Variable speed or frequency drives (VSD or VFD), also called inverters, are typically composed of a power supply that converts fixed frequencies and voltage input to variable output. Using solid-state components on a PCB, this power supply drives a three-phase AC induction motor, whose speed and torque can change according to the needs of the application it's running.
This means that the speed of the motor can be accurately controlled across a broad demand spectrum, thus offering considerable energy savings. Applications such as fans or pumps typically demand a wide range of operating speeds – and much less energy is used with a VSD than with a drive operating at a constant speed or frequency. VSDs are commonly found in electro-mechanical drive systems such as HVAC and refrigeration applications, as well as manufacturing processes such as packaging and pick-and-place.
In addition to energy savings, the benefits of using VSDs to run your applications include a controlled starting current, which puts less stress on the mechanical parts of your motor. Instead of requiring a large power input to start up, which can strain the motor windings, a VSD has an initial zero voltage and frequency at start-up.
This builds up gradually and magnetises the motor windings without putting excessive stress on them, thus extending motor life. It also reduces the power surges on motor start-up. These can adversely affect the rest of your power distribution system and cause voltage-sensitive equipment such as contactors, proximity switches and sensors to drop out.
Using a VSD eliminates this problem, plus any extra cost for possible power surges in peak usage periods. The motor's acceleration and stopping are also controlled smoothly, greatly reducing mechanical stress, and its speed and torque can be adjusted remotely.
Another substantial advantage of using a VSD is that it eliminates the need for more expensive mechanical drive components, especially gearboxes. Its infinitely variable speed capacity can deliver whatever speeds are required by the load, without mechanical gearing or other intermediary speed controls. It’s also capable of reverse operation. This capability also substantially reduces floor space requirements and maintenance costs.

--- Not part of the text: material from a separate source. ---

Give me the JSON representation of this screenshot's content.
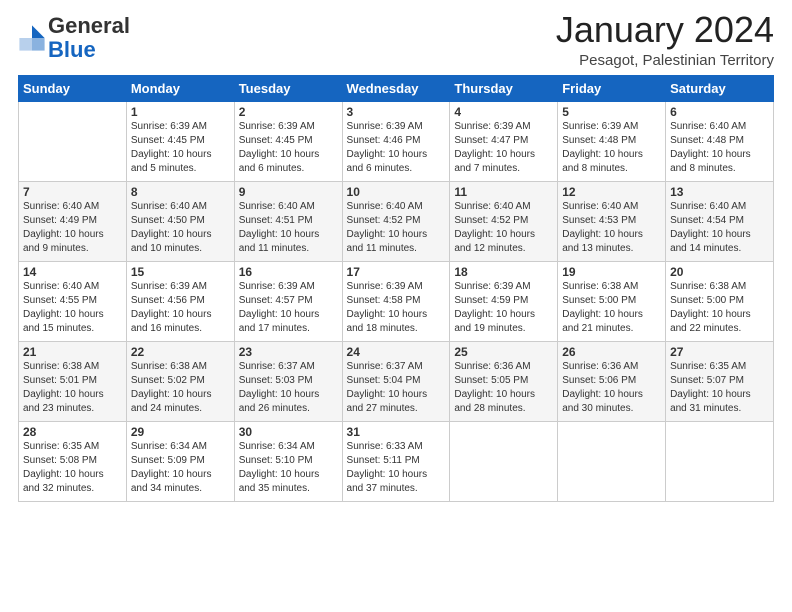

Advances in power electronics technology have enabled the size and costs of today's VSDs to be substantially reduced. Their performance has also greatly improved with similar advances in drive topologies, control hardware/software and inverter switching devices. They are produced in a range of different low and medium voltage options, for AC-AC conversion as well as DC-AC.
At Rowse Automation we have seen the development of many new VSDs, and we stock a wide range of units in different configurations. These are generally logic-controlled, modular units designed for mounting on a DIN rail or control panel, and come with or without filter. The Siemens V20 range offers a large selection of frame sizes, motor horsepower and current, as well as two voltage ranges. A range of mounting accessories is available for the unit, together with single or three-phase line reactors, shield connection kits and expansion modules.